That part ofthe synthetical investigation in which a thin solid wire ring is supposed to be moving in any direction through a fluid with the free vortex motion previously excited in it, requires the diameter of the wire at every point to be infinitely small in comparison with the radius of curvature of its axis and with the distance of the nearest of any other part of the circuit from that point of the wire. But when the effective moment of the whole fluid motion has been found for a vortex with infinitely thing core, we may suppose any number of such vortices, however near one another, to be excited simultaneously; and the whole effective momentum in magnitude and direction will be the resultant of the momenta of the different component vortices each estimated separately. Hence we have the remarkable proposition that the effective momentum of any possible motion in an infinite incompressible fluid agrees in direction and magnitude with the magnetic moment of the corresponding electromagnet in Helmholtz’s theory. The author hopes to give the mathematical formulæ expressing and proving this statement in the more detailed paper, which he expects soon to be able to lay before the Royal Society.

The question early occurs to any one either observing the phenomena of smoke-rings of investigating the theory,—What conditions determine the size of the ring in any case? Helmholtz’s investigation proves that the angular vortex velocity of the core varies directly as its length, or inversely as its sectional area. Hence the strength of the electric current in the electromagnet, corresponding to an infinitely thin vortex core, remains constant, however much its length may be altered in the course of the transformations which it experiences by the motion of the fluid. Hence it is obvious that the larger the diameter of the ring for the same volume and strength of vortex motions in an ordinary Helmholtz ring, the greater is the whole kinetic energy of the fluid, and the greater is the momentum; and we therefore see that the dimensions of a Helmholtz ring are determined when the volume and strength of the vortex motion are given, and, besides, either the kinetic energy or the momentum of the whole fluid motion due to it. Hence if, after any number of collisions or influences, a Helmholtz ring escapes to a great distance from others and is then free, or nearly free, from vibrations, its diameter will have been increased or diminished according as it has taken energy from, or given energy to, the others. A full theory of the swelling of vortex atoms by elevation of temperature is to be worked out from this principle.

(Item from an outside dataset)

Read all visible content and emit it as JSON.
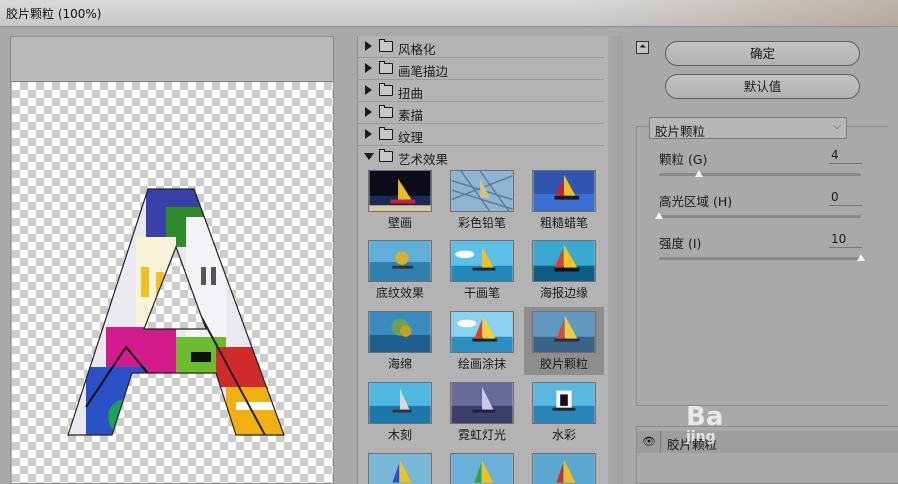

Professor Tait’s plan of exhibiting smoke-rings is as follows:—A large rectangular box, open at one side, has a circular hole of 6 or 8 inches diameter cut in the opposite side. A common rough packing-box of 2 feet cube, or thereabout, will answer the purpose very well. The open side of the box is closed by a stout towel or piece of cloth, or by a sheet of india-rubber stretched across it. A blow on this flexible side causes a circular vortex ring to shoot out from the hole on the other side. The vortex rings thus generated are visible if the box is filled with smoke. One of the most convenient ways of doing this is to use two retorts with their necks thrust into holes made for the purpose in one of the sides of the box. A small quantity of muriatic acid is put into one of these retorts, and of strong liquid ammonia into the other. By a spirit-lamp applied from time to time to one or the other of these retorts, a thick cloud of sal-ammoniac is readily maintained in the inside of the box. A curious and interesting experiment may be made with two boxes thus arranged, and placed either side by side close to one another or facing one another so as to project smoke-rings meeting from opposite directions—or in various relative positions, so as to give smoke-rings proceeding in paths inclined to one another at any angle, and passing one another at various distances. An interesting variation of the experiment may be made by using clear air without smoke in one of the boxes. The invisible vortex rings projected from it render their existence startingly sensible when they come near any of the smoke-rings proceeding from the other box.